Done in that way all text fits its meaning at glance making everything or easier on the eyes increasing readability with less effort than organising say, lists of ingredients using emojis for quick visual reference!

How Do I Specify A Font Family For All Elements In My Document?

The easiest solution to this problem is by defining it at the top of your HTML page in tag before any body content appears:

Your Page Title

font-family: ‘Open Sans’, sans-serif;

This will ensure that every element inside body inherits that family. It’s good practice though keep reading because it can get bogged down without further polishing.

What Are Some Best Practices To Keep Font Families Consistent Across Various Devices And Browsers?

Web developers are often tasked with crafting code where many folks worldwide (each with their own device) will be able to view resulting website, consistency across devices/ browsers matters more now than ever so here are some best practices :

1 – Use popular fonts instead of niche ones unless absolutely necessary otherwise you risk lots users not being able see important information.
2- Try avoiding custom fonts when possible
3- Ensure fallback fonts exist just in case user computer unsupported mutual primary fonfamily choice
4-The shorthand “font” property should also be used sparingly due it potentially overriding earlier rules mentioned above.

Wrapping Up

And there we have it folks- a comprehensive guide to frequently asked questions about font family in HTML. These key takeaways should help you streamline your website’s design process and create more effective, visually pleasing typography display on all devices:

● Understand what a font family is and why it matters.
● Know when (and how) use multiple font types within one page efficiently.
● How CSS works – using class or ID selecters with each style chosen
● Use consistent fonts across devices & browsers!
By following these guidelines, designing webpages won’t be as physically tiring from prolonged periods of time spent tweaking text spacing but instead will become enjoyable again ?

Top 5 Facts About Font Family in HTML You Never Knew Before

Fonts are an essential part of any website or document. They ensure that the content is legible and attractive to readers. HTML, being one of the most widely used web development languages, supports a wide range of fonts. However, there are some interesting facts about font families in HTML that many people overlook.

Here are the top 5 fascinating facts about font families in HTML you never knew before:

1) Specific Font Families can be Declared
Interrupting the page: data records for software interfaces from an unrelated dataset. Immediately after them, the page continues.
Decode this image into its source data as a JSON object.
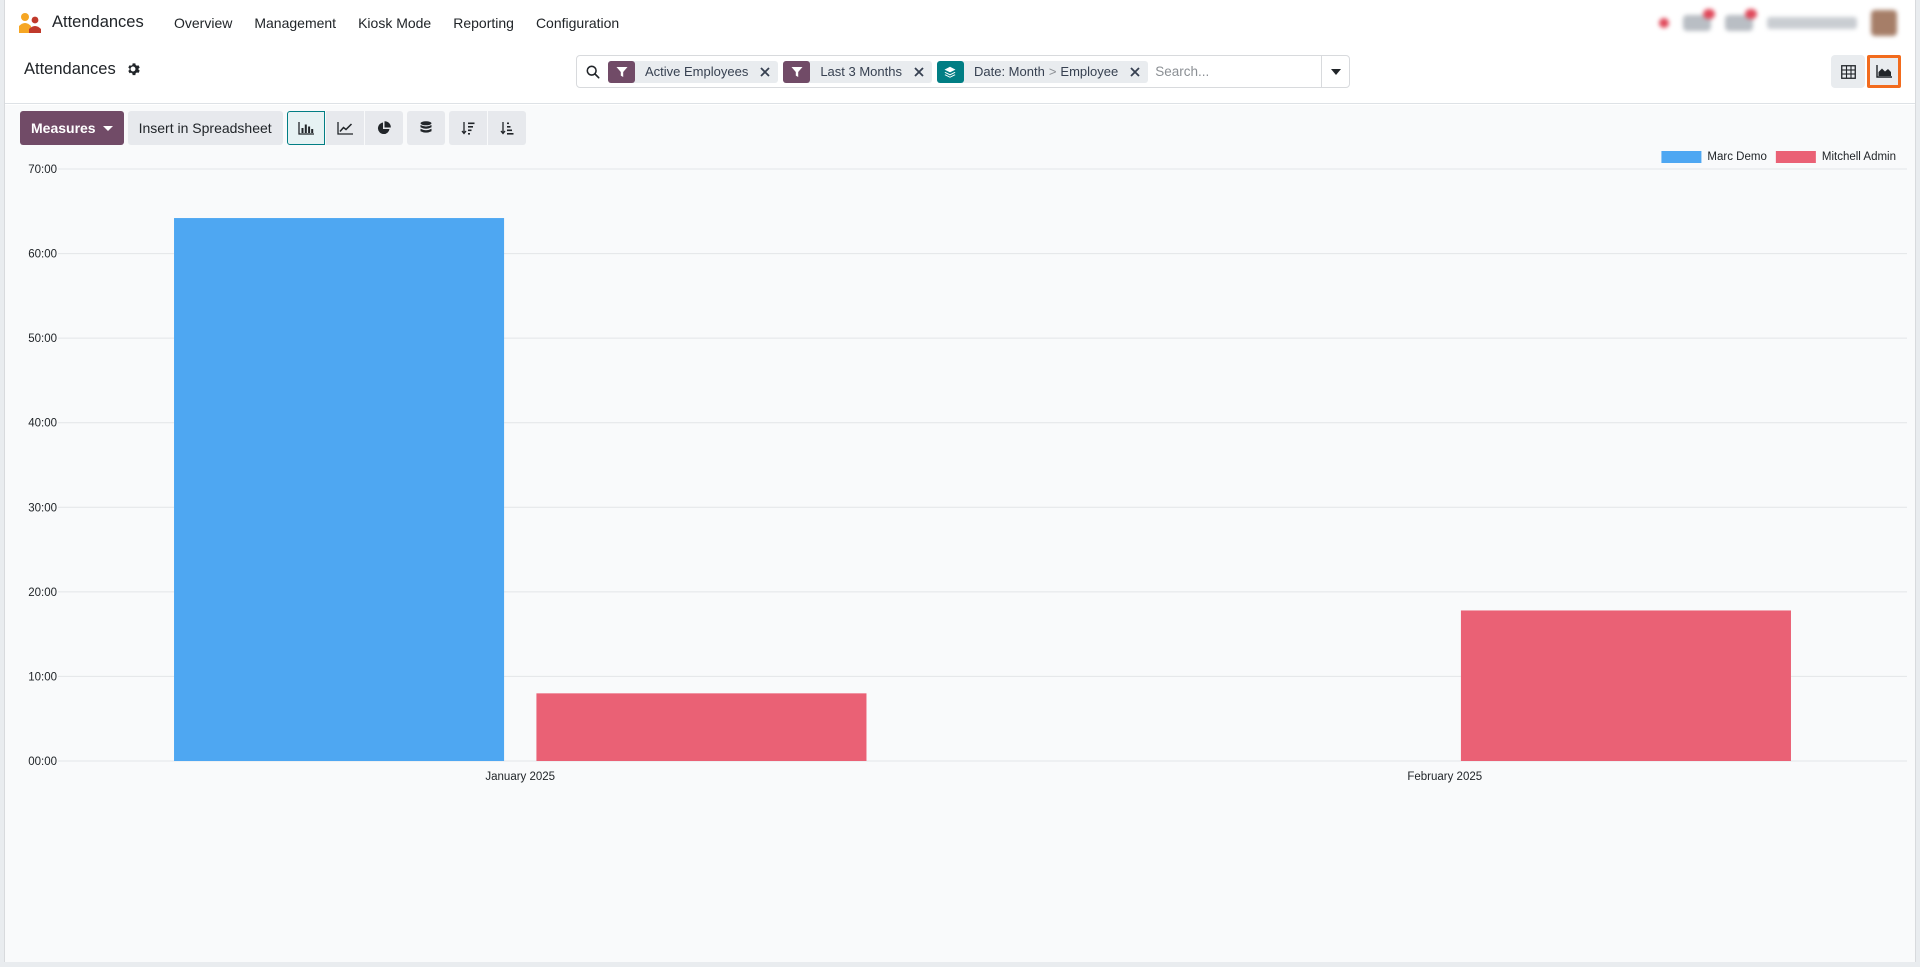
{
  "app": {
    "name": "Attendances",
    "menu": [
      "Overview",
      "Management",
      "Kiosk Mode",
      "Reporting",
      "Configuration"
    ]
  },
  "control": {
    "title": "Attendances",
    "facets": [
      {
        "kind": "filter",
        "label": "Active Employees"
      },
      {
        "kind": "filter",
        "label": "Last 3 Months"
      },
      {
        "kind": "group",
        "label_a": "Date: Month",
        "sep": ">",
        "label_b": "Employee"
      }
    ],
    "search_placeholder": "Search...",
    "views": [
      "pivot-view",
      "graph-view"
    ],
    "active_view": "graph-view"
  },
  "toolbar": {
    "measures_label": "Measures",
    "insert_label": "Insert in Spreadsheet",
    "chart_types": [
      "bar",
      "line",
      "pie"
    ],
    "active_chart_type": "bar"
  },
  "colors": {
    "primary": "#714b67",
    "teal": "#017e84",
    "highlight": "#f26b1d",
    "series_blue": "#4ea7f2",
    "series_red": "#ea6175"
  },
  "chart_data": {
    "type": "bar",
    "categories": [
      "January 2025",
      "February 2025"
    ],
    "series": [
      {
        "name": "Marc Demo",
        "color": "#4ea7f2",
        "values": [
          64.2,
          0
        ]
      },
      {
        "name": "Mitchell Admin",
        "color": "#ea6175",
        "values": [
          8.0,
          17.8
        ]
      }
    ],
    "ylim": [
      0,
      70
    ],
    "yticks": [
      0,
      10,
      20,
      30,
      40,
      50,
      60,
      70
    ],
    "ytick_labels": [
      "00:00",
      "10:00",
      "20:00",
      "30:00",
      "40:00",
      "50:00",
      "60:00",
      "70:00"
    ],
    "grid": true,
    "legend": "top-right"
  }
}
HTML provides developers with several options when it comes to declaring their preferred font family. Developers can specify a specific font type (for example, Arial), or they can designate a group of fonts within what is called a “font stack.” This specifies alternative fonts to use if the primary one isn’t available on a user’s device.

2) Weighting Can Affect How Fonts Appear

In addition to specifying which typeface or font family should be used, developers may also select an associated weight for each individual character set – this impacts how thick or thin letters appear on screen.

3) Not All Web Browsers Support every Typeface

While many popular serif and sans-serif typefaces work across almost all major browsers such as Firefox, Chrome and Safari; others like certain script-based ones might only display correctly on particular browsers/frameworks due to limited browser support resulting from licensing issues.

4) Accessibility Should Be Considered

Web accessibility is becoming increasingly vital day by day since people who face difficulty reading small texts often rely upon assistive technologies like screen-readers etc., thus making text size crucial while defining them through CSS code blocks.

5) Font Size Can Impact User-Experience

Many websites make use of microcopy -short copy segments- requiring even more precise control over typography because large bodies look cumbersome whereas cramped up designs aren’t visually appealing either so finding an appropriate balance between brand advocacy & UX/UI trends today needs patience plus effort throughout trial error-testing phase(s).

Therefore carefully configuring your HTML font families during early stages of design can be done using the right tools at your disposal including typography kit libraries, plugins plus online documentation that cater to web developers of every skill level.